Instead of working in a rookie pen for pennies on his imagination, he became a billionaire from his own creations and ideas and sold the Star Wars franchise to Disney decades later for a lot more than they would have paid him in wages/salary as an employee.

 

Who’s Bill Gates?

Bill too. If he tried to get the backing for his ideas on a new operating system with his superiors at IBM he may have gotten a grand old promotion and expanded his heirloom sweater collection with a slight bump in pay. But he wouldn’t have founded his own company, Microsoft, which IBM now buys products from. You can’t buy a megaphone like that to get your superiors to notice you when you’re working for someone else.

 

The best thing to do with success like George, Bill’s or Oprah’s is to nurture other artists/inventors/creative people with no strings attached financial support so they too can give their gifts to the planet. Venture capitalists are too attached to return on investment (ROI) within a timeline more aggressive than standard bank business loans. They often step on flowers they initially attempt and intend to water. I’ve seen companies go under once Venture Capitalists get involved. So it’s recommend to stay away from such money marionettes for your art, inventions or ideas, because guess who’s going to be the puppet in this relationship?

 

Real Compliments

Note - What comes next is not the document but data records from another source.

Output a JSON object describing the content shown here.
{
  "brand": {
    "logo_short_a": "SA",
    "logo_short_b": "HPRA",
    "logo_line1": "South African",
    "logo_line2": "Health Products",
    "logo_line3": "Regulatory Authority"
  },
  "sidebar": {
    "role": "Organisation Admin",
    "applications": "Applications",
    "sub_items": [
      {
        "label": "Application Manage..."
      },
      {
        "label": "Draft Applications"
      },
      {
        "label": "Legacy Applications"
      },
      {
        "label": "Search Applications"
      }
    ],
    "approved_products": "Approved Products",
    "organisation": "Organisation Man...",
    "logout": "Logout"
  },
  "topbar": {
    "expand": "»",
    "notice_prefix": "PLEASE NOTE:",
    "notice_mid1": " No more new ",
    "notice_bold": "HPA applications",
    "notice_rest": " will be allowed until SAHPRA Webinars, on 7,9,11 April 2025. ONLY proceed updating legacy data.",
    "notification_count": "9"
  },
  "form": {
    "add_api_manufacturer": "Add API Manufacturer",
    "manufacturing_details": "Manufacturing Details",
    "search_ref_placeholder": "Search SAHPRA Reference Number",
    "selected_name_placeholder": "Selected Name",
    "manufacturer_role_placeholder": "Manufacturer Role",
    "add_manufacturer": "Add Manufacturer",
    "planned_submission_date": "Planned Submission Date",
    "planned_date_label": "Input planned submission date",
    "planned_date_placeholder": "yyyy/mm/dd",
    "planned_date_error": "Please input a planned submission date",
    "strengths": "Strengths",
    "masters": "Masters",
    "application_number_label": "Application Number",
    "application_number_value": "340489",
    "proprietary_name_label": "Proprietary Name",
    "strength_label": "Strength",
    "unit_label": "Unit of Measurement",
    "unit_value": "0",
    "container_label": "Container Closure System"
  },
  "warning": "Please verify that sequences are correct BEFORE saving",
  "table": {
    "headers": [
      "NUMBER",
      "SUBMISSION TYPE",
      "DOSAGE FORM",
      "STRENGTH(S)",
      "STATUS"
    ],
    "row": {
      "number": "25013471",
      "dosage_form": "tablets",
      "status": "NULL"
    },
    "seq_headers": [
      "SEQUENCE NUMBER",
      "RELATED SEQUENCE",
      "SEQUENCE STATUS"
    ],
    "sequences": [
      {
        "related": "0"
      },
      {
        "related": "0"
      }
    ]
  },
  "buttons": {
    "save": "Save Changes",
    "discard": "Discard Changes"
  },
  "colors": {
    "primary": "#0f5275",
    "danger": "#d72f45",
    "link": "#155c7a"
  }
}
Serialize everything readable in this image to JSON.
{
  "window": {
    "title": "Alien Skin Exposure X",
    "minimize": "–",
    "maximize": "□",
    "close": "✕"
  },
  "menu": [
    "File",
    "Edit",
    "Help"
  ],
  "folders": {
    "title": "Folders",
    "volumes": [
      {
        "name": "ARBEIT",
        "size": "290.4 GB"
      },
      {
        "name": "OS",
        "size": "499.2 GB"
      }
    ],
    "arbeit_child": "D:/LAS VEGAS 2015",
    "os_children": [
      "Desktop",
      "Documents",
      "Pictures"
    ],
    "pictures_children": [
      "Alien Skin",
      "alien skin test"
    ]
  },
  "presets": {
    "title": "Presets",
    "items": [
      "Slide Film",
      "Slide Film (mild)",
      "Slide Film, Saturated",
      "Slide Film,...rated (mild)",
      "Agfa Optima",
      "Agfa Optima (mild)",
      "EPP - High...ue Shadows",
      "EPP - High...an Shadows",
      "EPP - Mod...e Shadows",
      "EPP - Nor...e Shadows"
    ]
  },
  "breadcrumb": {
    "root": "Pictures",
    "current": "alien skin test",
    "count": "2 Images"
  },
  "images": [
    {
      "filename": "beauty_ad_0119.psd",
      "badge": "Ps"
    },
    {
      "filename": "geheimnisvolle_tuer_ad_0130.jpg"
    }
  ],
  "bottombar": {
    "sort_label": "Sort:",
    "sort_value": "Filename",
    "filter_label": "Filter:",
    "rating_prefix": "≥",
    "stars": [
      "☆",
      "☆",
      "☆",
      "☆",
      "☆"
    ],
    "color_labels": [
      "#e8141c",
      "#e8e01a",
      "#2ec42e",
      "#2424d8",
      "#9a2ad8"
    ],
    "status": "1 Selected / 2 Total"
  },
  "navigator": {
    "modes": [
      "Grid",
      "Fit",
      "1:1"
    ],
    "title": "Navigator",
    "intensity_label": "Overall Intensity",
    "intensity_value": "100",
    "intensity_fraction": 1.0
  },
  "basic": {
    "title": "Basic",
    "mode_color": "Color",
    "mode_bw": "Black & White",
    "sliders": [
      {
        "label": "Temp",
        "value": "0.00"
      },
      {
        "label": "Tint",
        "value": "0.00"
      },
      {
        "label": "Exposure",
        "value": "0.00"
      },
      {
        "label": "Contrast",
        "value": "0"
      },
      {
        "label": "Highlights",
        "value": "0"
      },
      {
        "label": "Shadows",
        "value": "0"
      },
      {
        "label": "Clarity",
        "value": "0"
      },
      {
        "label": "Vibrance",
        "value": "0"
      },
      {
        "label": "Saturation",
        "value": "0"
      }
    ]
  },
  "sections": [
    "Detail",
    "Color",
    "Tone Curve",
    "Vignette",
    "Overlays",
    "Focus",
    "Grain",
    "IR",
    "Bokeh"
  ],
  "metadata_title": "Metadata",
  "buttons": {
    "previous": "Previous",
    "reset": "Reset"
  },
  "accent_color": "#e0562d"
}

I’ve gotten real compliments and they’re gold. They last and age like fine wine, increasing in both richness and potency. So when people see you and your art as valuable in itself, that’s a real compliment. When they don’t tell you you should to work for this company or that, that’s a real compliment. When they’re interested in your next project and tell people about you, that’s a real compliment. When they want to help you however they can to help your grow and promote your endeavors, that’s a real compliment. When they’re a legitimate fan of what you do, that’s a real compliment. When they’re happy to know you, that’s a real compliment.

 

Artists of the world need real compliments, not career advice from armchair HR directors.

 

 

Anything less is feeding you and your creative heart & soul to the sharks of the marionette marketplace. They’re forever swimming around Cubicleland, following the scent of money and new ideas from naive creative people to exploit for their own gain over yours.

And who wants to swim with sharks? You could be sipping an organic margarita with Oprah and Stedman on a financial island of your own creation.

 

© Composer Yoga

Resources for Artists/Inventors

US Copyright Office Website

https://www.copyright.gov/

 

Registration Fees—these are less expensive if done electronically online versus mailing your work(s) in:

https://www.copyright.gov/docs/fees.html

 

There’s various kinds of copyright forms: Form TX, Form VA, Form PA, Form SE, and Form SR. The form instructions describe the purpose of each in more detail but here’s a brief explanation of what each is for:

 

Form PA (Performing Arts):

Screenplays, plays, musicals, dance,choreography, comedy, motion pictures, audiovisual works

https://www.copyright.gov/forms/formpa.pdf

 

Form TX (Text):

Books, poetry, etc.

https://www.copyright.gov/forms/formtx.pdf

 

Form VA (Visual Arts):

Photography, prints, sculptures, models, paintings, etc.

https://www.copyright.gov/forms/formva.pdf

 

Form SR (Sound Recording):

Music, audio masters for CDs/albums, music spoken or other sounds by themselves not part of a larger audiovisual work

https://www.copyright.gov/forms/formsr.pdf

 

Form SE (Serial):

Periodicals & serials, newspapers, etc.

https://www.copyright.gov/forms/formse.pdf

 

 

 

Patents are done through the US Patent and Trademark Office. This is a more expensive and time consuming process. There are different kinds of patents as well.

https://www.uspto.gov/

 

Application Fee Info:

https://www.uspto.gov/learning-and-resources/fees-and-payment/uspto-fee-schedule

https://www.uspto.gov/learning-and-resources/fees-and-payment/uspto-fee-schedule#Trademark%20Fees

Entertainment Earth



TicketCity

IK Multimedia's iRig Keys I/O

Lung health / breathing support